Target Ammunition vs Defense Rounds

We are a few months in to 2018, which, in California, means a few months in to the ammunition regulations found in Propositions 63. As of January 1, 2018, all ammunition sales must happen face-to-face with an FFL dealer or licensed ammunition vendor in the state of California. It is no longer legal to buy ammunition online or via catalogue, and have the items shipped unless it goes through an FFL or licensed ammunition vendor and picked up in person by the customer.

Proposition 63 and FFLs

Proposition 63 & FFLs

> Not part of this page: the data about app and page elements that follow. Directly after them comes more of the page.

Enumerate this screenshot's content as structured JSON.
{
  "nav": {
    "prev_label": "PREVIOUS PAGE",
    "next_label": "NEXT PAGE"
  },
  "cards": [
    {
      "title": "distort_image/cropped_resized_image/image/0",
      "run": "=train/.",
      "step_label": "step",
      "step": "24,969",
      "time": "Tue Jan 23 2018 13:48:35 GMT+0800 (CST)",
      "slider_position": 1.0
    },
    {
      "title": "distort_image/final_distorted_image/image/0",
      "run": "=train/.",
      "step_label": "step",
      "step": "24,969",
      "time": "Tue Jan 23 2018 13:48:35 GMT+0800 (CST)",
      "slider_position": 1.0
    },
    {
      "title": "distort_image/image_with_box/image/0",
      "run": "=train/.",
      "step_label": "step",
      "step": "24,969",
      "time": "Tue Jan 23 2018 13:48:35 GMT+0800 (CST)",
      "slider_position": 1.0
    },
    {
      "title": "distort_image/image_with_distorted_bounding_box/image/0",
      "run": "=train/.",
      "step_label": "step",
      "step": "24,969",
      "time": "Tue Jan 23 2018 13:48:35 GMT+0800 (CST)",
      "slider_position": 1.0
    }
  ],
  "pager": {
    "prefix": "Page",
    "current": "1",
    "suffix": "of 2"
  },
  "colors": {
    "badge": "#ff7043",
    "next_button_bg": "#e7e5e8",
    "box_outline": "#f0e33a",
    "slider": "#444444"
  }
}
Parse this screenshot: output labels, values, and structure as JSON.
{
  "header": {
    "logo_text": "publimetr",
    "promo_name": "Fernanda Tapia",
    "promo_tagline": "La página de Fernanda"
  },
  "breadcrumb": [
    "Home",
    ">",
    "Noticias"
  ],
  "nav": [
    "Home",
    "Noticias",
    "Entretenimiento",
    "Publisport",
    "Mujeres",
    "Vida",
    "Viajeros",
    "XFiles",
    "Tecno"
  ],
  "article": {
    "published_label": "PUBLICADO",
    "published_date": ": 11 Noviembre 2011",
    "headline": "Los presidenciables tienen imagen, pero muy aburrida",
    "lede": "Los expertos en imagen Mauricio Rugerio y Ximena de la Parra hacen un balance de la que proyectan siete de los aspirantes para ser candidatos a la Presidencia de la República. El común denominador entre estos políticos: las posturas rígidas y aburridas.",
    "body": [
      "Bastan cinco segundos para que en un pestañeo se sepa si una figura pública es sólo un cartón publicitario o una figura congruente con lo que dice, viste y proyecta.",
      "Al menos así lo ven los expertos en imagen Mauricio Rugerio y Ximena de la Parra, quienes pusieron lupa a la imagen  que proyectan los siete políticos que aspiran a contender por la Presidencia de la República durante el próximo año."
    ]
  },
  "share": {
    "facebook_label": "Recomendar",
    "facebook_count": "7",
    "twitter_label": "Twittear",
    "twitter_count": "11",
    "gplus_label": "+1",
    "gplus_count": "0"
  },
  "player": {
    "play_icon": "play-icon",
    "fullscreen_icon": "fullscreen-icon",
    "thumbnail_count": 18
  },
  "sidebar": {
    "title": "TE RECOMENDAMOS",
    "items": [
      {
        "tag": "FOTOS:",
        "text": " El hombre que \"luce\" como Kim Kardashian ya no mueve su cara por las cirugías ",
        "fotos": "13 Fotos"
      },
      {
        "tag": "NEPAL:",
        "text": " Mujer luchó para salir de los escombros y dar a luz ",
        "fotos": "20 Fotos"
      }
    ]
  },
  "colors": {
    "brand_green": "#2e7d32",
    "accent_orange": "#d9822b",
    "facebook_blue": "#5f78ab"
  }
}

Since the revealing of Proposition 63, California has seen a huge uptick in applications for licensed ammunition vendors. Unfortunately, it’s being reported that the state was not prepared to process and approve the influx of applications they have been receiving. Meaning, many folks sit in limbo waiting for their application to be approved before they can sell ammunition. Establishments that are California Licensed Firearms Dealers are automatically considered a licensed ammunition vendor without having to submit for addition licensing. This has made the transition into these new regulations much smoother at Lambert Pawn as we have been licensed by California for many years as a firearms dealer.

What is an FFL?

As gun owners and enthusiasts settle into the numerous new “rules” of Proposition 63, a lot of people are wondering, “What is an FFL and why are they now a part of my ammunition purchase?” In short, FFL stands for Federal Firearms License. Holding an FFL allows a person or organization to legally take part in the manufacturing, selling or importation of firearms and ammunition with application and approval from the Bureau of Alcohol, Tobacco, Firearms and Explosives (ATF). The California state government doesn’t stop there as they require additional application measures and contingencies beyond what the federal government requires, including a yearly license renewal.

Why are FFLs Required?

Now that you have a short description of what it means to be “FFL”, we can move on to the second question on everyone’s mind. Why do FFLs have to be personally involved in my firearm transaction? The long and short of it is California is using these new requirements to keep a closer eye on who is buying ammunition. Now when purchases are made, a licensed firearms dealer will require the purchaser to show proof of residency and a gun safety certificate. The FFL is also required to demonstrate safe handling skills for the gear in question. FFLs are also mandated reporters of lost or stolen firearms. This means, fewer stolen guns being sold online or person to person (assuming the purchaser is law-abiding).

No matter your take or opinion on the new laws and processes in place, they are in fact in place and unlawful to ignore.

Have more questions on Proposition 63? We have answers for you in this blog post.